(Extracted information begins)

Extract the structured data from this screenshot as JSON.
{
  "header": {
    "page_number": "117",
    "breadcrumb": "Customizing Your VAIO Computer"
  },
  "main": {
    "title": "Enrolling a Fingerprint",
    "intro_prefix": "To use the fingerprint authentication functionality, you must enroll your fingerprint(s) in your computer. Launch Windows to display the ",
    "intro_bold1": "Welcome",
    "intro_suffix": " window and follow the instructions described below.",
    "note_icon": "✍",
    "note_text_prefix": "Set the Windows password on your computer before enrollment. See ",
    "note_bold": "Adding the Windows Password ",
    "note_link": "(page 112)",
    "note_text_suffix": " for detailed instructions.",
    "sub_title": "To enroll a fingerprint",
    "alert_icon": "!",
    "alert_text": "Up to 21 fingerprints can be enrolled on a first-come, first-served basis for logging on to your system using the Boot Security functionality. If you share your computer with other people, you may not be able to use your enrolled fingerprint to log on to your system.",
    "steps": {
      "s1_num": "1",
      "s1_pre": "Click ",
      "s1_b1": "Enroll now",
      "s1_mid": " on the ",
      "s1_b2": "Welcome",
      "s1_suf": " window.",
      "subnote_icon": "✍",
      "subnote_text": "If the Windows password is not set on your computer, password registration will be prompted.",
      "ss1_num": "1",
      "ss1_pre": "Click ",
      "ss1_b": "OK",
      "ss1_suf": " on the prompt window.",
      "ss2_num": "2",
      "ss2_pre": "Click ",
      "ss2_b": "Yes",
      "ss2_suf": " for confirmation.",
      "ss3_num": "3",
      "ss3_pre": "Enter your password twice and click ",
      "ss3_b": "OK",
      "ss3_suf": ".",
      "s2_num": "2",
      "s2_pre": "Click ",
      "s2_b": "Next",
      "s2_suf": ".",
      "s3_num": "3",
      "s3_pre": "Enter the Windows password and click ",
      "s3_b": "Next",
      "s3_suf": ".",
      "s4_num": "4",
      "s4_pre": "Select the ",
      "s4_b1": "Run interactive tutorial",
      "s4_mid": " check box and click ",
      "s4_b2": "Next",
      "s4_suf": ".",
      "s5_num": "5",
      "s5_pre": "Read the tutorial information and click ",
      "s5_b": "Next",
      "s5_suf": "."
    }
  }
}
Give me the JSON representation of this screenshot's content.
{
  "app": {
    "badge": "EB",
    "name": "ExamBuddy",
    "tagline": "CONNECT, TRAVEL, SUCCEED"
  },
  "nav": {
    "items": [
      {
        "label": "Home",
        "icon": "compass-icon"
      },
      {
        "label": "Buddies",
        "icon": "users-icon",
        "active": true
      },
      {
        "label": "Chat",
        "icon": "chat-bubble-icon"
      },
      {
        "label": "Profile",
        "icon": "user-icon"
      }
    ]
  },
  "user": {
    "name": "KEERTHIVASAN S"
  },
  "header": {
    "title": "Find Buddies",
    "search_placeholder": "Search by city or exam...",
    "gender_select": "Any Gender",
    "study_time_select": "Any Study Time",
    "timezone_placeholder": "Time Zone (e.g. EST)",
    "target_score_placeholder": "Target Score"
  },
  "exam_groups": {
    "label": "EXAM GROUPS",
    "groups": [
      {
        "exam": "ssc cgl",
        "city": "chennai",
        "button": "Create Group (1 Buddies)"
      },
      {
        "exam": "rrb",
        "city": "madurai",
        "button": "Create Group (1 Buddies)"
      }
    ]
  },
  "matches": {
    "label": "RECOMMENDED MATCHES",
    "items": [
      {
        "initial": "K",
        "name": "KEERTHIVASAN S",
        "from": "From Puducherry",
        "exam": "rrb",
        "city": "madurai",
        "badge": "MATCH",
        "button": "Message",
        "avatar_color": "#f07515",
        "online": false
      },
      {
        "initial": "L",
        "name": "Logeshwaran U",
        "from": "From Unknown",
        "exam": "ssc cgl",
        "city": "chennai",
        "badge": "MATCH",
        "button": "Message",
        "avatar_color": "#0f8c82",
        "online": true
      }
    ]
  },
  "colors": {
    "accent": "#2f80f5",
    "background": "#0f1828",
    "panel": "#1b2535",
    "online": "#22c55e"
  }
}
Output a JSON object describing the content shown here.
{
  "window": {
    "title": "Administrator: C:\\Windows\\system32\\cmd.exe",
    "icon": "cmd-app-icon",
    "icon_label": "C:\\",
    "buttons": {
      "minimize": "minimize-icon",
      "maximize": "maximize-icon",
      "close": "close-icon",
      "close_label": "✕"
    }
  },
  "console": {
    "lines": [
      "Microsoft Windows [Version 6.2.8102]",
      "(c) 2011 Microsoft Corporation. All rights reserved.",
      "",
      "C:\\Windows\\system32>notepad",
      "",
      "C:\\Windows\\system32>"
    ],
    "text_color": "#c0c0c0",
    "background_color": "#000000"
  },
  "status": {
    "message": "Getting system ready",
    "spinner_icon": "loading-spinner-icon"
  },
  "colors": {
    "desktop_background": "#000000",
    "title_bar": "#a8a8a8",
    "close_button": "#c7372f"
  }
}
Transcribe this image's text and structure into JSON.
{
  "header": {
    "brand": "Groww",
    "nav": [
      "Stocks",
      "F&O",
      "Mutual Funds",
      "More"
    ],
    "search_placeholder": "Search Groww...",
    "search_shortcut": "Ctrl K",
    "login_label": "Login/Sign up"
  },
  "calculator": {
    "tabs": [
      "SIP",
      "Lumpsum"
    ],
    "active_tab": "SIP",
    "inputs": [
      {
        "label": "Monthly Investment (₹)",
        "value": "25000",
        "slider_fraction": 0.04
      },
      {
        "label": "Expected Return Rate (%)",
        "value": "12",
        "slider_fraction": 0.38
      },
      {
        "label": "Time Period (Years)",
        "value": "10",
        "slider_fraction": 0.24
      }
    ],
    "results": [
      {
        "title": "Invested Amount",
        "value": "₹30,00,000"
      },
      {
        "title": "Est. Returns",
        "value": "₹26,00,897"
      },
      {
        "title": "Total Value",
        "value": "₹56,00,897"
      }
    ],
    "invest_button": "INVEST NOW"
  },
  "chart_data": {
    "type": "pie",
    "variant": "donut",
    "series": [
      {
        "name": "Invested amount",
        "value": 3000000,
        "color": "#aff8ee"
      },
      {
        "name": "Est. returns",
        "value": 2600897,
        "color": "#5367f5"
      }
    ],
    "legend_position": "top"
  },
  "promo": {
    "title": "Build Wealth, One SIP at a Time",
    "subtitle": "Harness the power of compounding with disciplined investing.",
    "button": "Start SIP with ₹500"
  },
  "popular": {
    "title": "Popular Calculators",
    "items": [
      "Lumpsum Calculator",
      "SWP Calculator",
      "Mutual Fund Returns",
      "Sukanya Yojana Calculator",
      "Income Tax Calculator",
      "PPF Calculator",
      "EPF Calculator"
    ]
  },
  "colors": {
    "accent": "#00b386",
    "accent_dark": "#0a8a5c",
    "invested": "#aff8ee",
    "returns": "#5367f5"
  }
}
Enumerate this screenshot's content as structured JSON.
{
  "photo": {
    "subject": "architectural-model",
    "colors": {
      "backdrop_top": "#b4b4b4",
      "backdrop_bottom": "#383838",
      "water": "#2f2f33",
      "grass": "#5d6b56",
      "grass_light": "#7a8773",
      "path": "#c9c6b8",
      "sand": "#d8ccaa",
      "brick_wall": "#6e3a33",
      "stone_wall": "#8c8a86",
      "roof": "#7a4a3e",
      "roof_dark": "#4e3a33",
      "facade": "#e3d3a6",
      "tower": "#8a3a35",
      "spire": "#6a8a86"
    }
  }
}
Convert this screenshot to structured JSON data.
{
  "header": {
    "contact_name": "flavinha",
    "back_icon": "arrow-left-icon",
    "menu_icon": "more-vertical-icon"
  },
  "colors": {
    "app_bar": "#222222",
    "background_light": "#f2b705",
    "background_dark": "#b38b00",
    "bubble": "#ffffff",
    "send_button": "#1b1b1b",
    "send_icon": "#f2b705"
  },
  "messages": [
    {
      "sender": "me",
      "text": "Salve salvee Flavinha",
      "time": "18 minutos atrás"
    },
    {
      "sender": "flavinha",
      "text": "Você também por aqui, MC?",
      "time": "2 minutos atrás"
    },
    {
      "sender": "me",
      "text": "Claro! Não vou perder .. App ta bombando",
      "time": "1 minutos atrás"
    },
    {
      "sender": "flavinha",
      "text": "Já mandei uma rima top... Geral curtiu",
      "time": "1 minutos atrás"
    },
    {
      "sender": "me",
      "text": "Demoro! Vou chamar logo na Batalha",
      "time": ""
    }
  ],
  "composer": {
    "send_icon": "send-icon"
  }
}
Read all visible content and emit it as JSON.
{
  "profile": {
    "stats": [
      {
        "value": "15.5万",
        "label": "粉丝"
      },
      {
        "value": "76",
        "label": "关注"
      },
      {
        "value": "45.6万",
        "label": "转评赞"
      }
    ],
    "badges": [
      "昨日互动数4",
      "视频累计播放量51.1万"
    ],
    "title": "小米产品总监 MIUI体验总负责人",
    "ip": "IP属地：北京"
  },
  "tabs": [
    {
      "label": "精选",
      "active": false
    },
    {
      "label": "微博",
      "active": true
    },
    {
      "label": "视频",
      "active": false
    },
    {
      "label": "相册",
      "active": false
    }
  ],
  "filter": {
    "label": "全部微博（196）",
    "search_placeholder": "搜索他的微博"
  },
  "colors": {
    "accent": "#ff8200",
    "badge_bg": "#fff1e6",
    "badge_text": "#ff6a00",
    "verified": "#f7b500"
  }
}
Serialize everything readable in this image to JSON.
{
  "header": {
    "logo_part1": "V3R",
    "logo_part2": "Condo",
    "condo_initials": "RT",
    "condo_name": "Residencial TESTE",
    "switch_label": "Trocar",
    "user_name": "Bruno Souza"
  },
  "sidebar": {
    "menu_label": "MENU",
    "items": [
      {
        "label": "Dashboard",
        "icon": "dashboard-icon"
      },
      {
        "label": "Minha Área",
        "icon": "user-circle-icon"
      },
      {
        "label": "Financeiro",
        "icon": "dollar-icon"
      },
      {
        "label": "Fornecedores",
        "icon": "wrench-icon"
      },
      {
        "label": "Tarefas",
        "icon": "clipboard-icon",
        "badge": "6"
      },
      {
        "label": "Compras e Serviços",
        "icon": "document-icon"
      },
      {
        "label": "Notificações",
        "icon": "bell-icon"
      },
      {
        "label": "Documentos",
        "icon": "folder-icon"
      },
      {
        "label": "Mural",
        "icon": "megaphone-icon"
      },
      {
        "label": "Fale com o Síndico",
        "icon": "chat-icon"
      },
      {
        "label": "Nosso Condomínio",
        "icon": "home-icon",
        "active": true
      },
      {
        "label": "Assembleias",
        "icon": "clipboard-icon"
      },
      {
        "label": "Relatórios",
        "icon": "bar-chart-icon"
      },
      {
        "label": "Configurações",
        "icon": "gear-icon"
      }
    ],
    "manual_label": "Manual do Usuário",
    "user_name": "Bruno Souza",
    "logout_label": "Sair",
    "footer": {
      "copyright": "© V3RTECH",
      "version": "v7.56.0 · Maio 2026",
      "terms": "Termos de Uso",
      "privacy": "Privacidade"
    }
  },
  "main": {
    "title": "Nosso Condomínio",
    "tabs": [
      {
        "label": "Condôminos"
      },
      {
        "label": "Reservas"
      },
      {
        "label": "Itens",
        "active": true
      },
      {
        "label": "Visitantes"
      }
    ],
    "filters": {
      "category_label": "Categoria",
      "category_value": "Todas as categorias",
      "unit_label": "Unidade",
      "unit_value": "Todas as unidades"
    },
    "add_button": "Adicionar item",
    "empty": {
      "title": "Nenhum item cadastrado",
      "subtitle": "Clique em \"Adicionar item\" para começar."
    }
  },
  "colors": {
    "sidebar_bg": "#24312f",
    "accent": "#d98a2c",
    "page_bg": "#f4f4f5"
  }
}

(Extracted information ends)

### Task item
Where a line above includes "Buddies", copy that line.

### Response to this task
        "label": "Buddies",
    "title": "Find Buddies",
        "button": "Create Group (1 Buddies)"
        "button": "Create Group (1 Buddies)"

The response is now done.